Tires with a “P” are for passenger car use. Some passenger car tires may not have a “P” and are considered hard-metric tires. Some light trucks and SUV’s are equipped with original equipment P-metric or hard-metric tires. Tires with a “LT” are for light truck or SUV use only.

Back to top

TREADWEAR, TRACTION, AND TEMPERATURE GRADES

Uniform Tire Quality Grading

The Uniform Tire Quality Grading System, or UTQG, is a system developed by the government designed to provide consumers with information on tire treadwear, traction, and operating temperature resistance. A number, followed by two to three letters, identifies the grade on the sidewall.

Treadwear Rating

The treadwear grade is a comparative numerical rating based on the wear rate of the tire when tested under controlled conditions on a specified government test course. For example, a tire graded 200 would wear twice as well on the course as a tire graded 100. The rating increases in 20-point increments.
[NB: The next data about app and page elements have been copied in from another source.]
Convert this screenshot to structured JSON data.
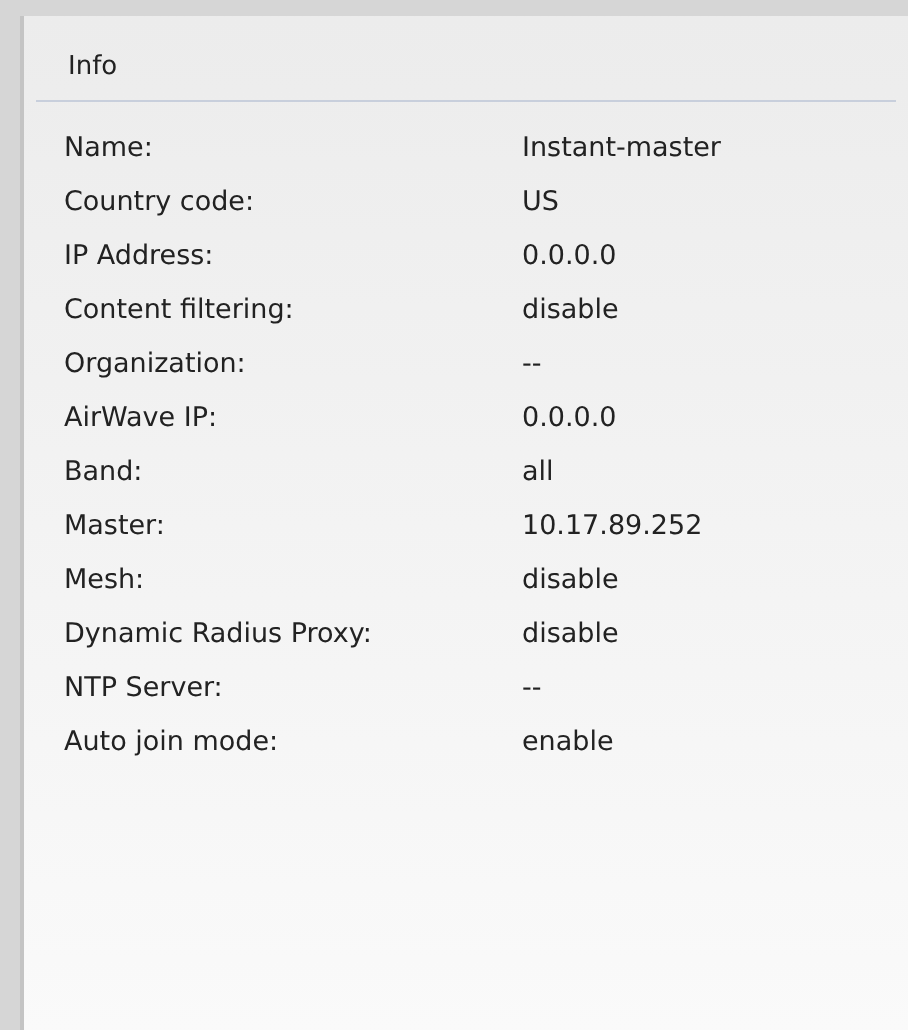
{
  "panel": {
    "title": "Info"
  },
  "rows": [
    {
      "label": "Name:",
      "value": "Instant-master"
    },
    {
      "label": "Country code:",
      "value": "US"
    },
    {
      "label": "IP Address:",
      "value": "0.0.0.0"
    },
    {
      "label": "Content filtering:",
      "value": "disable"
    },
    {
      "label": "Organization:",
      "value": "--"
    },
    {
      "label": "AirWave IP:",
      "value": "0.0.0.0"
    },
    {
      "label": "Band:",
      "value": "all"
    },
    {
      "label": "Master:",
      "value": "10.17.89.252"
    },
    {
      "label": "Mesh:",
      "value": "disable"
    },
    {
      "label": "Dynamic Radius Proxy:",
      "value": "disable"
    },
    {
      "label": "NTP Server:",
      "value": "--"
    },
    {
      "label": "Auto join mode:",
      "value": "enable"
    }
  ]
}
It is important to note that the true performance of a tire depends upon the actual conditions of its use. Actual conditions may depart significantly from the test conditions due to variations in driving habits, service practices and differences in road characteristics and climates.

Traction Rating

The traction rating indicates the tire's ability to stop a vehicle moving straight forward on wet pavement. The ratings are AA, A, B, and C, with AA being the best.

Temperature Rating

The temperature rating indicates the tire's ability to effectively dissipate heat. The ratings range from A to C, with A being the best.

Back to top

DOT TIRE IDENTIFICATION NUMBER

The DOT tire identification number indicates compliance with all safety standards established by the U.S. Department of Transportation and provides additional information about the tire manufacturer.

Located on the sidewall of a tire, the complete DOT tire identification number is a combination of up to 12 numbers and letters that provide valuable information.  The first two are the plant code where the tire was manufactured, and the last three to four numbers represent the week and year the tire was built.

The last four digits in this example, 1309, mean this tire was manufactured in the 13th week of 2009.

On the sidewall opposite the complete DOT number, is a partial DOT tire identification number.  With manufacturer, plant and tire size information, the partial DOT number helps you identify the tire when the full DOT number is mounted towards the inboard side of the vehicle and consequently not visible unless the vehicle is put on a lift for inspection.  

This is the partial DOT number for the full DOT number show above.
 


Prior to 2000, tires had just three numbers to represent the week and year of production.  In the 1990’s they added a triangle to identify the decade.


The last three digits, 517, plus the triangle in the example above mean this tire was manufactured in the 51st week of 1997. In the absence of the decade triangle, this tire would have been made during the 51st week of 1987.

For assistance in reading your DOT tire identification number, please contact us.

Back to top